Invest Smarter with The Motley Fool

Join Over 1 Million Premium Members Receiving…

  • New Stock Picks Each Month
  • Detailed Analysis of Companies
  • Model Portfolios
  • Live Streaming During Market Hours
  • And Much More
Get Started Now

Stocks Mentioned

Apple Inc. Stock Quote
Apple Inc.
AAPL
$169.24 (2.62%) $4.32
Alphabet Inc. Stock Quote
Alphabet Inc.
GOOGL
$119.70 (2.63%) $3.07
Alphabet Inc. Stock Quote
Alphabet Inc.
GOOG
$120.65 (2.68%) $3.15
Sony Corporation Stock Quote
Sony Corporation
SONY
$85.33 (2.17%) $1.81

*Average returns of all recommendations since inception. Cost basis and return based on previous market day close.

Related Articles

Motley Fool Returns

Motley Fool Stock Advisor

Market-beating stocks from our award-winning analyst team.

Stock Advisor Returns
373%
 
S&P 500 Returns
122%

Calculated by average return of all stock recommendations since inception of the Stock Advisor service in February of 2002. Returns as of 08/11/2022.

Discounted offers are only available to new members. Stock Advisor list price is $199 per year.

Premium Investing Services
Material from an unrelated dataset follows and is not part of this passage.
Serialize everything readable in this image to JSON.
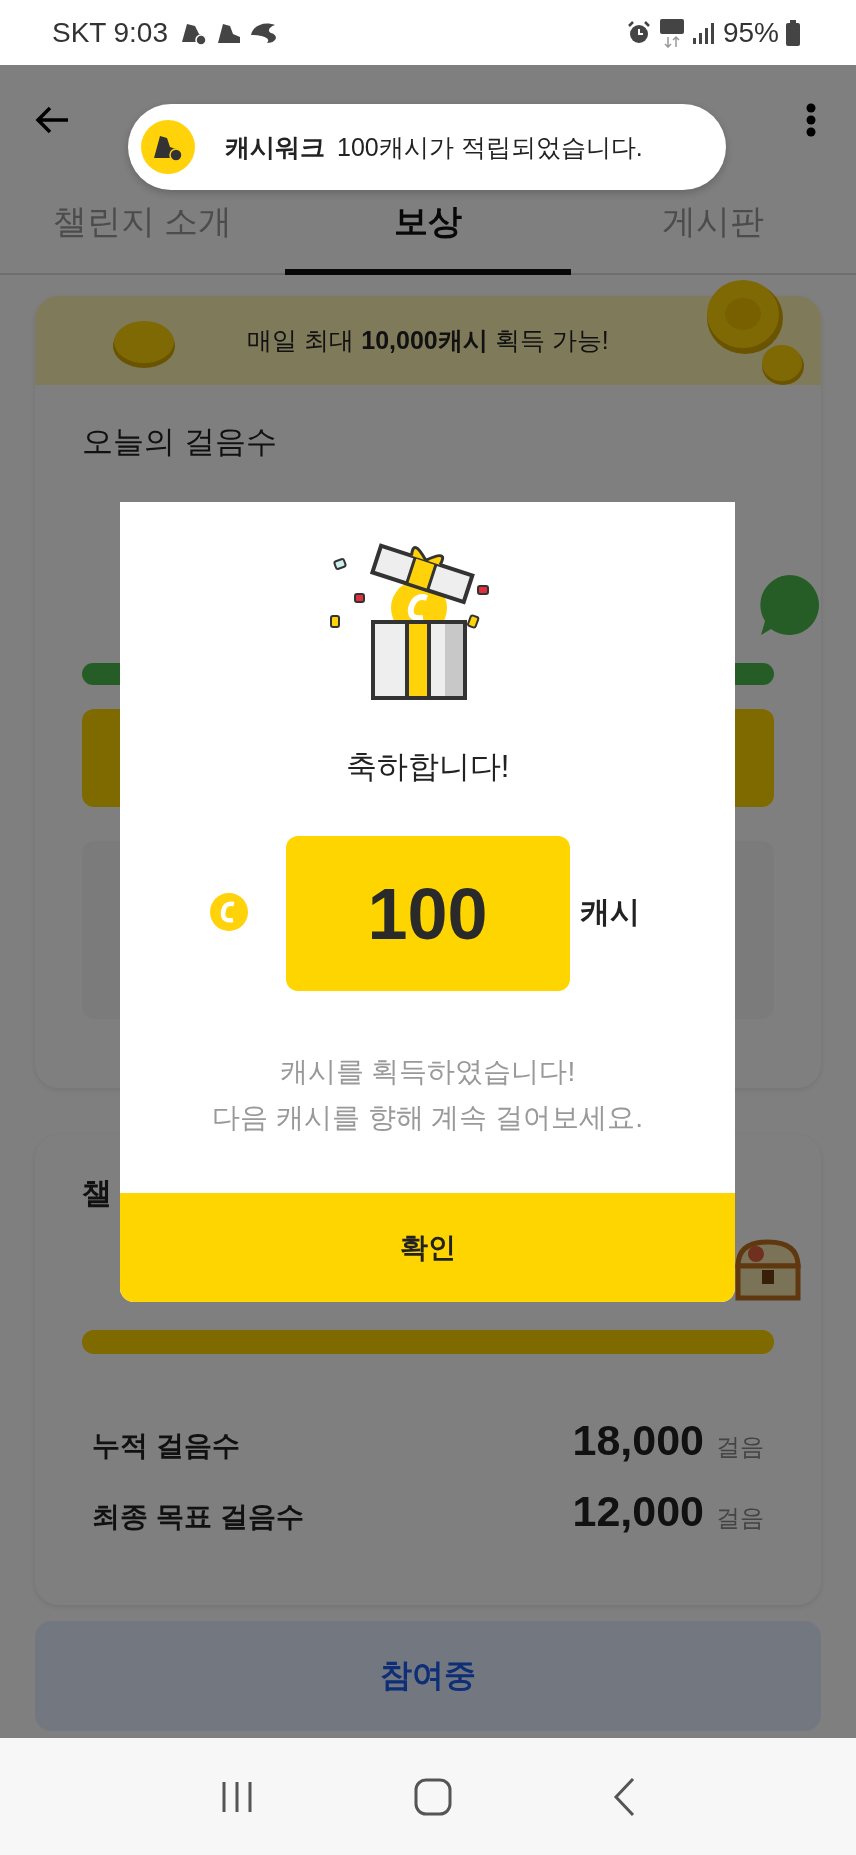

Invest better with The Motley Fool. Get stock recommendations, portfolio guidance, and more from The Motley Fool's premium services.